Four academics from RMIT University have been stood down after allegedly charging students to sit online tests.
The major Melbourne university has now called in auditors to investigate the scandal.
College of Business students were told they had to purchase textbooks written by their lecturers to access the mandatory tests.
These textbooks were sold on a website which Fairfax Media has found is owned by an RMIT lecturer.
The site sells textbooks written by a number of RMIT Business lecturers.
Business student Adam Yehia repeatedly raised concerns with the university about what he said was an "unethical as hell" practice.
"As part of the course, about 50 per cent of our tests are done online and they are done through that website," the 20-year-old said.
"You can only access your online tests by buying the textbook".
Earlier this year he bought a $52 online textbook from the site which was written by his lecturer.
When students bought a book from the site they received a password, which they then used to access the tests.
Mr Yehia said students asked their lecturer if there was any other way of obtaining the test.
"He would say 'no, you have to buy the textbook'."
Another business student, who did not want to be named, also raised concerns about the situation.
"Your grades are behind a paywall and your money went into the course coordinator's pocket," he said.
Another student, Renata Majdandzic, said she only bought a textbook from the site so that she could sit her tests.
"I just wasted $60 on a book for nothing," she said.
"I never even looked at these books but we have to pay for them just to do a test that should be included in the [university] fees".
RMIT's pro vice-chancellor of business, Professor Ian Palmer, said auditors PWC were investigating the conduct and four staff had been stood aside on full pay.
He said students who were taught by the four academics had not suffered any academic disadvantage.
"There is no suggestion that the materials or tests were lacking in quality - rather, the alleged unauthorised sale of e-books in order to do online quizzes appears to go against university policy," he said.
"While academics are encouraged to publish and promote their work, materials and assessments must comply with University governance arrangements."
RMIT would not confirm whether the academics involved could face dismissal for their conduct.
National Union of Students president Sophie Johnston said the academics had abused their position of authority.
"This is a complete breach of trust.
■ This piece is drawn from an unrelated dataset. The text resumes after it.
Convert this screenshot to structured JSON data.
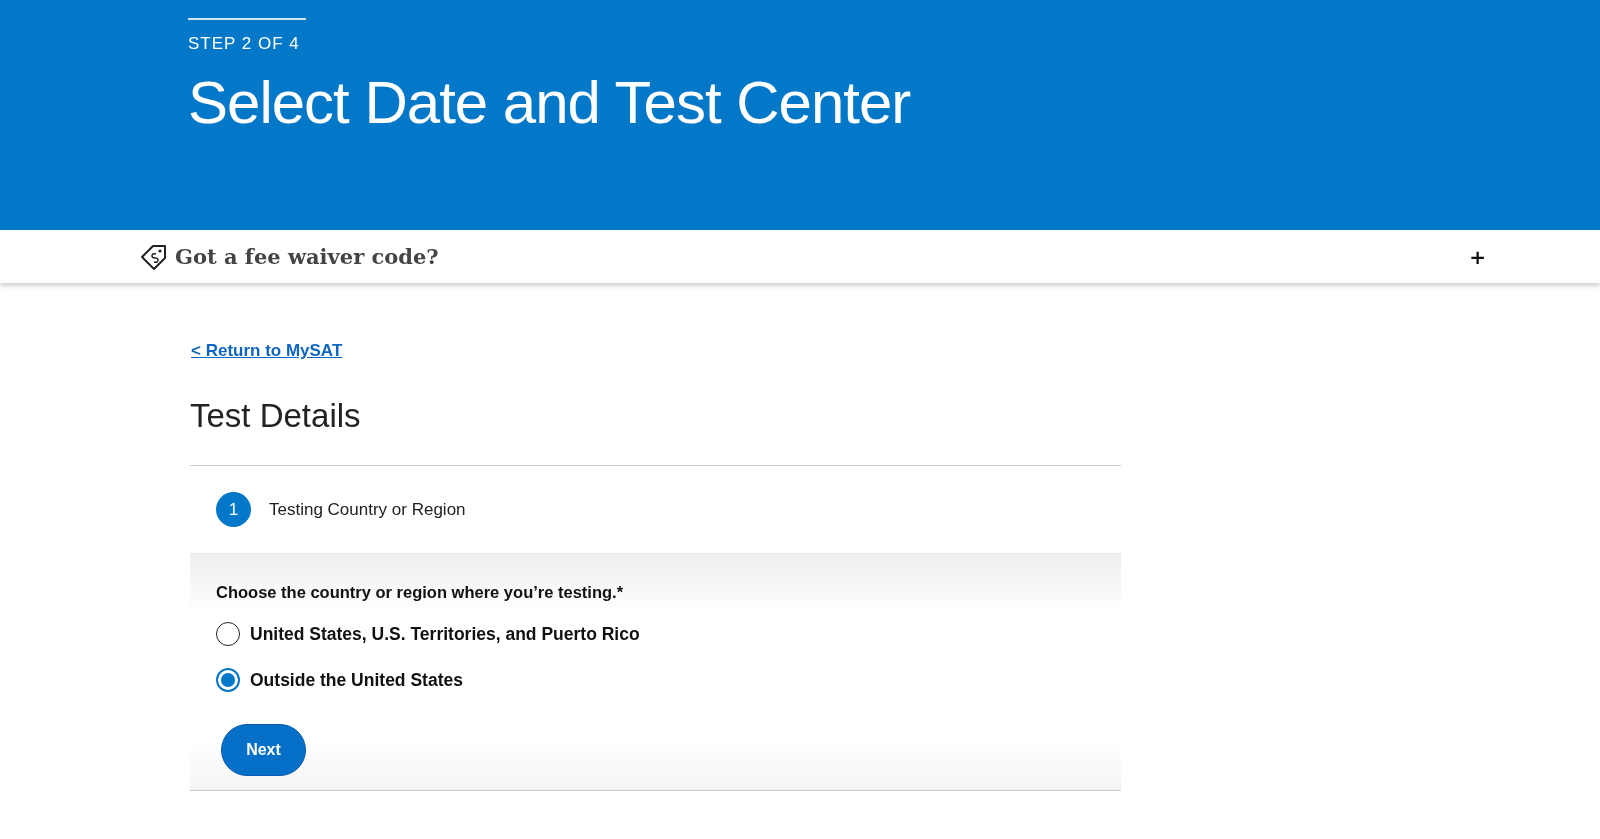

Students are paying a lot of money to attend university," she said.
"It is concerning to think that it didn't just happen in one course but multiple courses."
She said textbooks were already a huge expense for students.
"Students are grappling with huge costs of living and the cost of textbooks are an added pressure.
It can be the difference between being able to complete your studies or not."
The story RMIT staff stood down after 'selling tests to students' first appeared on The Sydney Morning Herald.